++++ Recorded data ++++
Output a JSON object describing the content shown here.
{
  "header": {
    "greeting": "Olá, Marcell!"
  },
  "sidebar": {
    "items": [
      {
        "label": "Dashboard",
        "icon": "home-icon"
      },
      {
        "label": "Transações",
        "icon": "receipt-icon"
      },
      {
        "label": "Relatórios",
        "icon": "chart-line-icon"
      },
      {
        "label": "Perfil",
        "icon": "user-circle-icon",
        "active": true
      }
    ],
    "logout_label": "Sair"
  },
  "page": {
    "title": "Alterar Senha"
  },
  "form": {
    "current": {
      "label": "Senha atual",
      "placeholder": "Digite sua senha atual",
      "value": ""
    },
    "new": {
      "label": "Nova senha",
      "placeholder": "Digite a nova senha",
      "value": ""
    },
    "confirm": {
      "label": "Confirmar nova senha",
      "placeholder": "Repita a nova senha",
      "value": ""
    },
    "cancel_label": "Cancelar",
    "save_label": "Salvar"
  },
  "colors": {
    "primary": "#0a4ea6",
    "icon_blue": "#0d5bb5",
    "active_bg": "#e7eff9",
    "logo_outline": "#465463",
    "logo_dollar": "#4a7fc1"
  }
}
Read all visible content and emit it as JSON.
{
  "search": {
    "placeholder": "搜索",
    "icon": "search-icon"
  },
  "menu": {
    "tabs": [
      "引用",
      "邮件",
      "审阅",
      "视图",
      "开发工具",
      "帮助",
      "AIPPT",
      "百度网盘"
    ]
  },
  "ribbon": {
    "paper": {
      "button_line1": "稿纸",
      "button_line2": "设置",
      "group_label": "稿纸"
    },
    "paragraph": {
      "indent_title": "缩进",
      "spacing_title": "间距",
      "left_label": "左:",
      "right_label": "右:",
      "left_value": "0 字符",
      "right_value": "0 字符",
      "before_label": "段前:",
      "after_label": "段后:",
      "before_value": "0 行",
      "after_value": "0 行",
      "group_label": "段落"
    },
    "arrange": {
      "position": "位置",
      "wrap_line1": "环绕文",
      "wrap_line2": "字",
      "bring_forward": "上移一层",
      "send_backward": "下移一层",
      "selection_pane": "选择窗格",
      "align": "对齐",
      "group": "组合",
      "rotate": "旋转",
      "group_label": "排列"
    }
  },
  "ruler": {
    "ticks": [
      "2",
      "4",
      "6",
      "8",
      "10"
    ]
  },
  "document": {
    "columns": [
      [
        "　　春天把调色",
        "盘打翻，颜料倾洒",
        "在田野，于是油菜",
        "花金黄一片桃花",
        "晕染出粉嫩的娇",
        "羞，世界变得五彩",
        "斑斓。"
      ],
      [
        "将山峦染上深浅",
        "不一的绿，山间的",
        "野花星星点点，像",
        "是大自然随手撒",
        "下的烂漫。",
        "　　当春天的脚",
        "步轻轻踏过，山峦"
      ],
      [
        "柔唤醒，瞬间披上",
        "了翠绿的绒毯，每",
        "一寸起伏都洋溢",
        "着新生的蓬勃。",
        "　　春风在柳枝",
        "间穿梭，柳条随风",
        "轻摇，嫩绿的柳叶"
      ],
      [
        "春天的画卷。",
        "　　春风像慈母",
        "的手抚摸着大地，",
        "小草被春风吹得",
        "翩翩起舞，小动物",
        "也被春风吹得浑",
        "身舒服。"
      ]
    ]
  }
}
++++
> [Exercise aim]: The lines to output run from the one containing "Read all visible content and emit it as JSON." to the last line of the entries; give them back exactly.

> [Expected output]:
Read all visible content and emit it as JSON.
{
  "search": {
    "placeholder": "搜索",
    "icon": "search-icon"
  },
  "menu": {
    "tabs": [
      "引用",
      "邮件",
      "审阅",
      "视图",
      "开发工具",
      "帮助",
      "AIPPT",
      "百度网盘"
    ]
  },
  "ribbon": {
    "paper": {
      "button_line1": "稿纸",
      "button_line2": "设置",
      "group_label": "稿纸"
    },
    "paragraph": {
      "indent_title": "缩进",
      "spacing_title": "间距",
      "left_label": "左:",
      "right_label": "右:",
      "left_value": "0 字符",
      "right_value": "0 字符",
      "before_label": "段前:",
      "after_label": "段后:",
      "before_value": "0 行",
      "after_value": "0 行",
      "group_label": "段落"
    },
    "arrange": {
      "position": "位置",
      "wrap_line1": "环绕文",
      "wrap_line2": "字",
      "bring_forward": "上移一层",
      "send_backward": "下移一层",
      "selection_pane": "选择窗格",
      "align": "对齐",
      "group": "组合",
      "rotate": "旋转",
      "group_label": "排列"
    }
  },
  "ruler": {
    "ticks": [
      "2",
      "4",
      "6",
      "8",
      "10"
    ]
  },
  "document": {
    "columns": [
      [
        "　　春天把调色",
        "盘打翻，颜料倾洒",
        "在田野，于是油菜",
        "花金黄一片桃花",
        "晕染出粉嫩的娇",
        "羞，世界变得五彩",
        "斑斓。"
      ],
      [
        "将山峦染上深浅",
        "不一的绿，山间的",
        "野花星星点点，像",
        "是大自然随手撒",
        "下的烂漫。",
        "　　当春天的脚",
        "步轻轻踏过，山峦"
      ],
      [
        "柔唤醒，瞬间披上",
        "了翠绿的绒毯，每",
        "一寸起伏都洋溢",
        "着新生的蓬勃。",
        "　　春风在柳枝",
        "间穿梭，柳条随风",
        "轻摇，嫩绿的柳叶"
      ],
      [
        "春天的画卷。",
        "　　春风像慈母",
        "的手抚摸着大地，",
        "小草被春风吹得",
        "翩翩起舞，小动物",
        "也被春风吹得浑",
        "身舒服。"
      ]
    ]
  }
}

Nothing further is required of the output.